Fred Clark has a great post up in which he talks about the necessity of love for biblical interpretation. Below, I’ll unpack a little of what I’ve been thinking about since taking in his thoughts.
First, read Fred’s post, part of which I’ve copied and posted below:
Without love, without being influenced by love, no human can ever “study the Bible and change their mind.”
If that strikes you as a radical hermeneutical claim, you’re right. But it’s also exactly what the Apostle Paul tells us in 1 Corinthians 13. That’s not just something pretty to be read at weddings or an ethical plea for everybody to be more nice. Paul is talking about epistemology — he says that without love we are incapable of knowing. Incapable of knowing God, knowing others, knowing ourselves, knowing anything. Without love, Paul says, what we think we understand or know amounts to “nothing.”
Scripture is abundantly clear that people who know God are people who love. So if you know someone who loves like Jesus, you can be sure that they “get it.” I don’t mean that they agree with you on how to interpret every hard verse of the Bible. They may get a number of issues wrong. But then, being right and avoiding being wrong is not the point of our lives. We were created to be loved by God and walk in communion with Him. If someone is doing that, then you can be sure they’re on the right track, even if their answers to creedal questions need some work*.
For me, this means two things:

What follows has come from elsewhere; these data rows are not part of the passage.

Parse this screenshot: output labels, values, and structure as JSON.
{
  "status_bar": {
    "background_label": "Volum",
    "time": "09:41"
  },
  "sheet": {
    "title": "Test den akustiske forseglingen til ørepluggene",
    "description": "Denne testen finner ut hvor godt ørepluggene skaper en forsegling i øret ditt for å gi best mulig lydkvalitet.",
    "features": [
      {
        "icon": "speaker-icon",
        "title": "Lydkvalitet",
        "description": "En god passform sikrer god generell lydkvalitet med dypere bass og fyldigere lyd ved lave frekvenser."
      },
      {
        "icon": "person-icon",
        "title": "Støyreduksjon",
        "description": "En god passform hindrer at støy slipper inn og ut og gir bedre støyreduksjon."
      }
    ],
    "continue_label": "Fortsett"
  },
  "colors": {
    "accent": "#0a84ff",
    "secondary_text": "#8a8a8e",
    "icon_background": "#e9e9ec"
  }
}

First, I need to constantly be reminded that the goal of my Bible study is not to eventually think about and believe the right things. It’s not to be the smartest guy at Bible study or to win arguments with skeptics (particularly the obnoxious ones, against whom gaining a victory is so tempting). The point of the Christian life is to be like Christ. We do that by living by the Greatest Commandment.
Second, this means I can’t write off anyone who loves because they disagree with me. We may not read the Bible in the exact same way, but if they’re loving, then they’ve got the point of Scripture correctly. Love is our interpretation, if you will, and I can practice love in my life by not being so sure of myself and listening more carefully to others. (In the same way, I’d hope that someone wouldn’t completely tune me out because I affirm the theory of evolution, same-sex relationships, and the necessity of women pastors in the church.)
What do you think of the idea that love must be our starting point in interpreting the Bible? Do you agree? Why or not why?
* This does not mean that you get to believe anything you want and there won’t be consequences.